The stars lined up perfectly for Cavendish in Fougères. Will they remain in place for Cavendish to score a 35th Tour stage win in Paris on Sunday? It would be hard to bet against it.
Tadej Pogačar assaults the Alps
Tadej Pogačar’s yellow jersey was crafted in the Alps and zipped to the top in the Pyrénées.
The defending champ’s huge 30km move on stage 8 was a brutal assertion of strength. Pogačar was the pre-race favorite and the world knew he was a near-untouchable talent. His blistering time trial through the first mountain stage of the Tour surpassed all expectations.
Pogačar piled a full 3:20 of an advantage into all his closest rivals with his long escape, finishing fourth on the stage and seizing control of the yellow jersey.
Pogačar has enjoyed a lot of standout moments in the Tour de France so far, but his Alpine assault was the one that has defined the race. It established his position as by far the strongest in the bunch and left him only the task of brushing off his rivals’ attempted defiance in a spectacular sweep through the Pyrénées.
Also read: Will Pogačar smother the Tour de France?
“I haven’t killed the Tour, there’s still a long way to go,” Pogačar said after his crushing ride in the Alps. “Anything can happen. Today I got a gap, maybe tomorrow someone else will. It’s never finished.”
Looking back two weeks later, maybe he did kill the race that day after all.
Jonas Vingegaard throws down on Mont Ventoux
Jonas Vingegaard started his debut Tour de France looking to learn from Primož Roglič as he shepherded his leader through the mountains. 19 stages later, the young Dane is a shoo-in for the final podium and has proven himself the one rider able to match Tadej Pogačar when the road points uphill.
Vingegaard pushed Pogačar to the brink with his blistering attack on the second ascent of Mont Ventoux last week.
— Tour de France™ (@LeTour) July 7, 2021
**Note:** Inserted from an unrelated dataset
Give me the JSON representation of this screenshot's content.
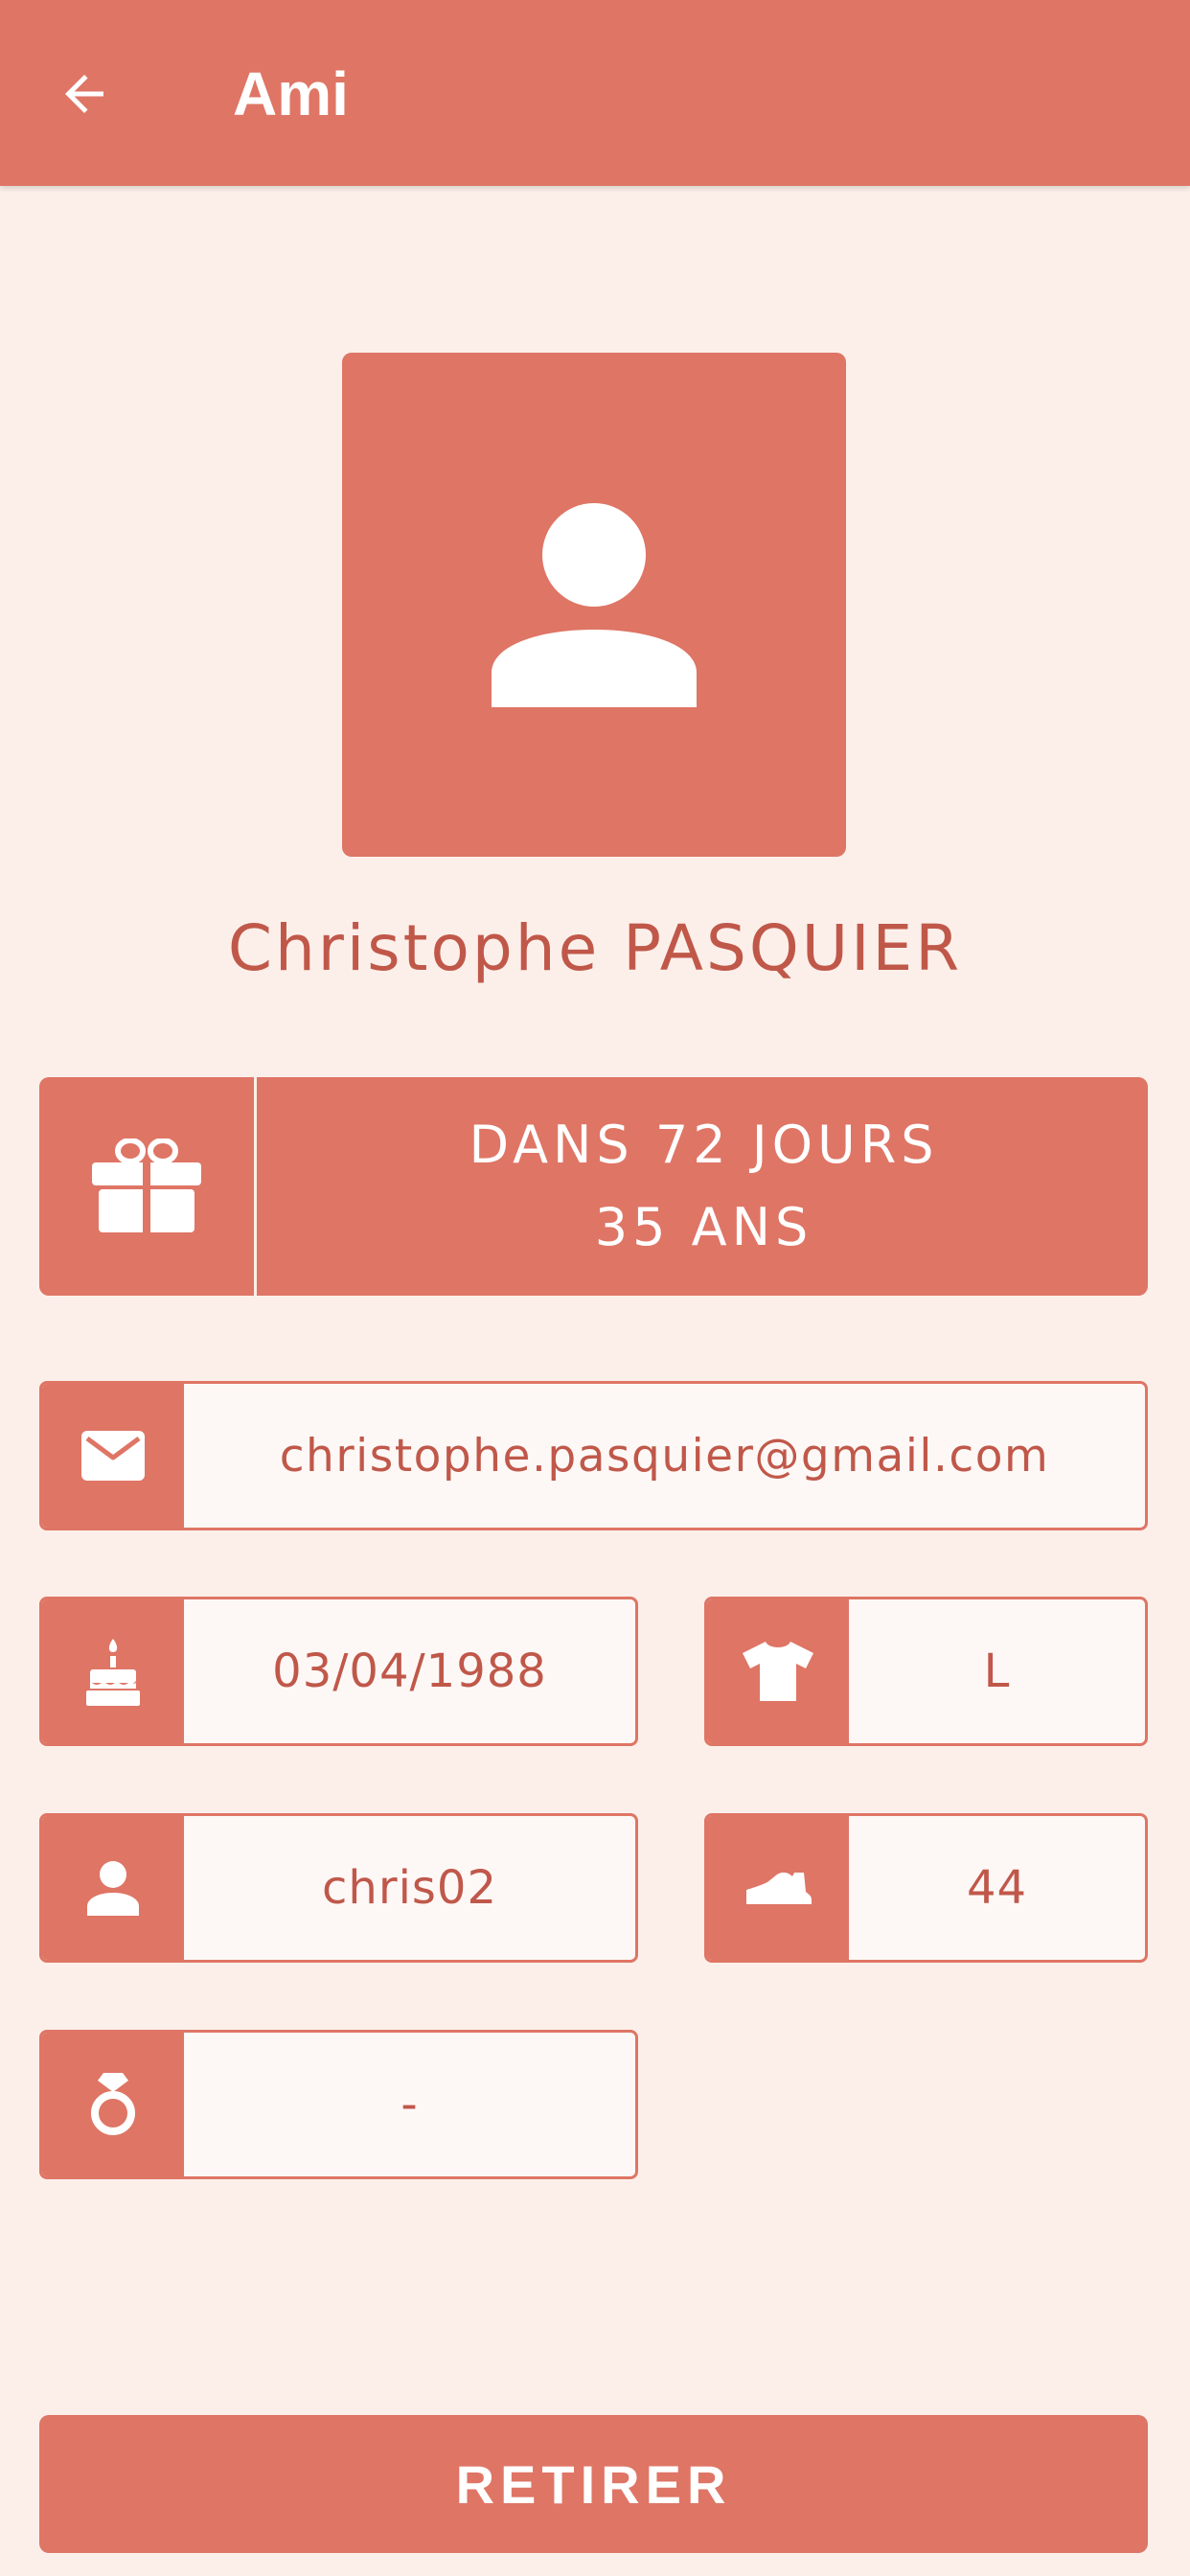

The move came to naught, but it pushed the Jumbo-Visma upstart into the top-three and pinned him down as a legitimate podium contender. Vingegaard’s aggression set the tone for the remainder of his first-ever Tour, and the 24-year-old went on to be one of few riders willing to try to test a seemingly invincible Pogačar through the third week.
Vingegaard’s attack served to set him up as another Gen-Z star in the increasingly youthful pro peloton. That his move wasn’t sufficient to crack Pogačar also reconfirmed that the Tour’s defending champion wasn’t going to be giving up his yellow jersey without a very fierce fight.
Pogačar and Vingegaard went on to throw haymakers at each other through the Pyrénées. It could be a battle that lasts another 10 years yet.